Shin splints is the common name for a condition known as Medial Tibial Stress Syndrome (MTSS). This is the umbrella term used to describe pain felt in the inner (medial) part of the shin bone (tibia) that is often felt during exercise involving impact loading, for example running and jumping sports such as basketball. Pain in the medial shin can be a sign of training error, resulting in overload of the tibia from overuse (such as training for a marathon) or from a sudden increase in load after a period of rest (such as returning to training post injury/illness/holiday. There may also be biomechanical factors that can predispose a person to feeling pain in the shin, for example overpronation or collapsing of the medial arches of the foot. Weakness in particular muscles may also be a contributing factor. Pain in the shin can range in severity from tightness of the muscles in this area to periostitis (inflammation of the tissue surrounding bone), a bone stress reaction to a stress fracture.
What should I do if I have shin splints/shin pain?
If you have pain in the shin, a thorough assessment by a physiotherapist is required to determine the severity of the condition and to devise an appropriate management plan. In some cases, if there is a presentation of a more significant issue such as a stress reaction or stress fracture, a scan may be needed to make an accurate diagnosis and to help guide management. Often, however, this won’t be required and your physiotherapist will be able to guide you through the recovery process. Treatment will usually involve load modification involving complete or relative rest from aggravating activities, with a gradual reload to allow for all tissues to adapt to the forces applied to them. A physiotherapist will also address any other contributing factors to your pain. This includes correcting biomechanics so that the medial tibia isn’t overloaded through the use of tape, footwear or orthotics. Additionally, muscle weaknesses and imbalances will be addressed. These include both muscles local to the area of pain, such as the gastrocnemius, soleus and tibialis posterior, and muscles further up the chain that influence loading of the medial shin, such as the gluteus medius and minimus that promote more lateral weight-bearing.
What if your shin pain is diagnosed on a more serious side of the spectrum?
If your shin pain is diagnosed to be towards the more serious side of the spectrum, either a bone stress reaction or bone stress fracture, your physiotherapist will also guide you through the management of this. In same cases, a complete offloading of the area via wearing a moonboot may be required to allow for adequate bone healing. This will usually follow a period of significant rest for loaded activity (e.g. running), however lots of other activity is still permitted. Your physiotherapist will carefully devise a plan that is safe for you continue while you are in a period of rest/offloading and, most importantly, guide you through a gradual return to load-based activities over a period of time long enough to allow all tissues to safely re-accustom to these loads.

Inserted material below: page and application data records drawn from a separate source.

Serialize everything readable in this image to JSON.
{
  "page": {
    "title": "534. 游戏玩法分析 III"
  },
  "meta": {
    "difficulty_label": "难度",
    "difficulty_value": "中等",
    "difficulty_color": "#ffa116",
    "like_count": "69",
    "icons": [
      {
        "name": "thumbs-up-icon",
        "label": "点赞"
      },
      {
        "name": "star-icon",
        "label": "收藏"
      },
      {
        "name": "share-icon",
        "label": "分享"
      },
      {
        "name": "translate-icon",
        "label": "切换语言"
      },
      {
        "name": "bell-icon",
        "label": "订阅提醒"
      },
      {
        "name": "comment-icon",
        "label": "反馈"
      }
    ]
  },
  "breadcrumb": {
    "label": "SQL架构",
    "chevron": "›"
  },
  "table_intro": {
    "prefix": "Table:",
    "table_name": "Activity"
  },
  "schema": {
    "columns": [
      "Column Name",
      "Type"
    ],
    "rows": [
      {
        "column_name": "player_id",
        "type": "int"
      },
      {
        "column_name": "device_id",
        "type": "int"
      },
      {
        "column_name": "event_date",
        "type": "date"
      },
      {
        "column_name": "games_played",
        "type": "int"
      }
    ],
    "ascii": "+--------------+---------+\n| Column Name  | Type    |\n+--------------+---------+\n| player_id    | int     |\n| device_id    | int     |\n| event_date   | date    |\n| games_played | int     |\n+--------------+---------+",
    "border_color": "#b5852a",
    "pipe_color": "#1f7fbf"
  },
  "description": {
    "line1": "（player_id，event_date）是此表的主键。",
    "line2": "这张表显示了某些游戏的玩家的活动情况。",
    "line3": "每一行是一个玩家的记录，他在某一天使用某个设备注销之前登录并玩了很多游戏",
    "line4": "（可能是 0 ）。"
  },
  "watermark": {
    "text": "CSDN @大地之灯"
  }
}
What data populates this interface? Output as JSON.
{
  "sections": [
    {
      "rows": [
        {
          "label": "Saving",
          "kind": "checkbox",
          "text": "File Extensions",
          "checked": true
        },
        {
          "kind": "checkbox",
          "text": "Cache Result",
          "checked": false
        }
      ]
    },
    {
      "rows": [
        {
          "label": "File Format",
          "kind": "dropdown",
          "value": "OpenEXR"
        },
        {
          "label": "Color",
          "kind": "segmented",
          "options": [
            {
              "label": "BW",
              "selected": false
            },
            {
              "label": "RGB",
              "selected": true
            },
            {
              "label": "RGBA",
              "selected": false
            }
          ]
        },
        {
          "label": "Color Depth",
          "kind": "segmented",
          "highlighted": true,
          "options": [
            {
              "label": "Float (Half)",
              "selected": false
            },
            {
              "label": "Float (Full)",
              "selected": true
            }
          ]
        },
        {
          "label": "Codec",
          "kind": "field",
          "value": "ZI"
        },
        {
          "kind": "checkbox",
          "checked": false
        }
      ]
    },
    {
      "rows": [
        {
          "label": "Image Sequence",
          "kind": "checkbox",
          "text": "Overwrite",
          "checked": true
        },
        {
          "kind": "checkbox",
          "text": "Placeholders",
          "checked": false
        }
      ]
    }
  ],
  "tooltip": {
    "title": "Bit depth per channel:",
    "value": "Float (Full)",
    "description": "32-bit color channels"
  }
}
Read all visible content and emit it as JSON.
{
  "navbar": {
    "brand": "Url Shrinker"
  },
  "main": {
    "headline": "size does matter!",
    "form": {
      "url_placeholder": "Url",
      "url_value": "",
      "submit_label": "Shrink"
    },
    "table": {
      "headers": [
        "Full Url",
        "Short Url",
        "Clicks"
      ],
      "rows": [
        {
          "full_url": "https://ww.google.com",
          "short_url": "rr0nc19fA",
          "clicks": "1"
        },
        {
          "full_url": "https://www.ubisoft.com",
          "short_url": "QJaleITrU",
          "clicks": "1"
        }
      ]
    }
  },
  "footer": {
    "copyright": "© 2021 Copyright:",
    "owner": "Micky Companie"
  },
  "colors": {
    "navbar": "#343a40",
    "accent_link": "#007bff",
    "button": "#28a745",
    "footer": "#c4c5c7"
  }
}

Can physio help my shin pain?
If you are suffering from shin splints or pain on the inside of your shin, the physiotherapists at Melbourne Sports Physiotherapy can help in diagnosing your condition, outlining a treatment plan to aid you in returning to you desired level of activity and provide injury prevention strategies so that the pain doesn’t return. If you have shin pain and would like some guidance on management, please contact us or book in online.
If you have any further questions feel free to contact us here at Melbourne Sports Physiotherapy and we can help guide you to determine the best massage treatment for you.
Melbourne Sports Physiotherapy
Melbourne Sports Physio has a range of qualified and experienced professionals who can help provide ongoing support and treatment. Our friendly team are located in across Melbourne in Essendon, North Melbourne and Blackburn South, and appointments can be made by calling or booking online.